With that, the Nazis’ relationship to her became enormously complicated. The party believed that motion pictures were an invaluable tool of propaganda – in the words of Culture Minister Joseph Goebbels, “the most modern and scientific means of influencing the mass.” While Lola Lola may have struck them as tawdry, in Dietrich herself they saw an Aryan goddess: a vision of Teutonic loveliness, the daughter of a Prussian officer, and (highly conveniently) not remotely Jewish. Despite the official ban on The Blue Angel, Hitler hoarded a personal copy, which he screened at the least opportunity, forcing audiences of restless, alcohol-deprived diplomats to watch it in reverent silence. Sometime around 1936 he instructed Goebbels to persuade her to return and put her gifts in service of the Reich. She would become queen of the German film industry, all its resources amassed at her feet.
In the end Dietrich was politicised, but not as the Nazis intended. By 1933 she was funding Jewish refugees to escape the country, and she returned to Europe repeatedly to plead with her mother and sister to leave. On one visit in 1938, her brother-in-law arrived bearing yet another invitation from Goebbels. That Naziism had infiltrated her own family appalled her, and on her return to Los Angeles she took out American citizenship. “Dietrich has spent so many years among the film Jews of Hollywood that [she has been] rendered wholly un-German,” wrote the Nazi paper Die Sturmer. Below the photograph of her taking her oath in a tailored suit and floppy fedora, the caption read: “Judge administers oath to Dietrich so that she may betray the Fatherland”.

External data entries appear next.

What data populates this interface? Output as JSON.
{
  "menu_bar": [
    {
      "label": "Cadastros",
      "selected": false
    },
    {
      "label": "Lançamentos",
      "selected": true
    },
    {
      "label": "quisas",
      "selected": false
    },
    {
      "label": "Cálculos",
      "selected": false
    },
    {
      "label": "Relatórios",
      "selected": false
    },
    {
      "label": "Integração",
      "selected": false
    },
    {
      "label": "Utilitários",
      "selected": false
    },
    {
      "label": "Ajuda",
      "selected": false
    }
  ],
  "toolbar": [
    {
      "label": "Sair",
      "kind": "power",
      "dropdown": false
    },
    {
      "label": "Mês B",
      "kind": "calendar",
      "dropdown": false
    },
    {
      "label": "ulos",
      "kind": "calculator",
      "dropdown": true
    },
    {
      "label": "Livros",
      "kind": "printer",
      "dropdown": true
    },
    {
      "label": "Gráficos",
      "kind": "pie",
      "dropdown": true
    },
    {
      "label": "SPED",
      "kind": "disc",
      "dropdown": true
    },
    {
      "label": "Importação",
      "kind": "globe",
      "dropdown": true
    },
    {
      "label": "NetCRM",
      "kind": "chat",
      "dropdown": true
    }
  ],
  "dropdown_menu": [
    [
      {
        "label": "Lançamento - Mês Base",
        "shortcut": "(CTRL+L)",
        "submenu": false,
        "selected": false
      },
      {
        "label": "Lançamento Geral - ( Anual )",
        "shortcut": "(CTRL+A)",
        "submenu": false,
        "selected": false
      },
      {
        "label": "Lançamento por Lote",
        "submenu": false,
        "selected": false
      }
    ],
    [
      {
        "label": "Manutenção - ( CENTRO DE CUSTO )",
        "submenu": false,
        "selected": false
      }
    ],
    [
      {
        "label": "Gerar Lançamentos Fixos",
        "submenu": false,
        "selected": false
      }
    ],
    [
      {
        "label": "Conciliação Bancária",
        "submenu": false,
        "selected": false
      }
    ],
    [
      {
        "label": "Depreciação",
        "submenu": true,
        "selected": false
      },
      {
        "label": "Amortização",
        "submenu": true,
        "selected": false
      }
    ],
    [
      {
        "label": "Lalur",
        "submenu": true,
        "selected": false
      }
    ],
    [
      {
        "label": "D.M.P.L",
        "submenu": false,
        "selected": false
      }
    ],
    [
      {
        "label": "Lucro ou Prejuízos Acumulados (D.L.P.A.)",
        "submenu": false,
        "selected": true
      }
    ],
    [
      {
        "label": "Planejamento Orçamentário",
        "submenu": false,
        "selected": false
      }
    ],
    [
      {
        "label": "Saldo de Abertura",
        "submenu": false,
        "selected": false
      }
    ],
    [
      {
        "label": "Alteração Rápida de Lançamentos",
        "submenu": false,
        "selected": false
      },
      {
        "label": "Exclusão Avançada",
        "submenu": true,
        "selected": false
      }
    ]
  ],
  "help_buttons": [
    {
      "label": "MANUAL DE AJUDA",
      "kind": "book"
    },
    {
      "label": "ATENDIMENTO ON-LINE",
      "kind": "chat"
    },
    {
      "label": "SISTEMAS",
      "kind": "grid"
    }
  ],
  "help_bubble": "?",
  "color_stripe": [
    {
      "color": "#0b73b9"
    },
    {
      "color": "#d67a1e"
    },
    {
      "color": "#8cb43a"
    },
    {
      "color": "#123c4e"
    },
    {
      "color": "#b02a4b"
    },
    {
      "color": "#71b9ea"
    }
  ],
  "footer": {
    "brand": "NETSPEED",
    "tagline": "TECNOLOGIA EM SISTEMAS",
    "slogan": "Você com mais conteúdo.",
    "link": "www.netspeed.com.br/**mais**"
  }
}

In the decade that followed Dietrich became an outspoken anti-fascist and a tireless supporter of the Allied troops. In 1944 she enlisted as an entertainer in the USO, performing four times a day on makeshift stages in North Africa, Italy, Great Britain, France, Belgium, and then, at tremendous personal risk, in Germany and Czechoslovakia behind enemy lines. Attempts to temper her bluntness invariably failed. Once in North Africa, invited to sing “Lili Marlene” on Armed Forces Radio, she grabbed the microphone and unleashed a torrent of fury at the German soldiers she thought might be listening: “Jungs! Opfert euch nicht! Der Krieg ist doch Scheisse, Hitler ist ein Idiot!” (“Boys! Don’t sacrifice yourselves! The war is shit! Hitler is an idiot!”) Surveying a bombarded Aachen late in 1944, she told a reporter, “I guess Germany deserves everything that’s coming to her” – a remark for which, even decades later, many of her compatriots never forgave her.
Today Dietrich is best remembered as an icon of glamour and sexual fluidity, signalled by the bold androgyny she displayed offscreen and on. Yet that pansexual sophistication tells only part of the story. The rest – the part she valued most – was entwined with the fight against fascism. Her work in that cause was, she once stated, “the only important thing I’ve ever done”.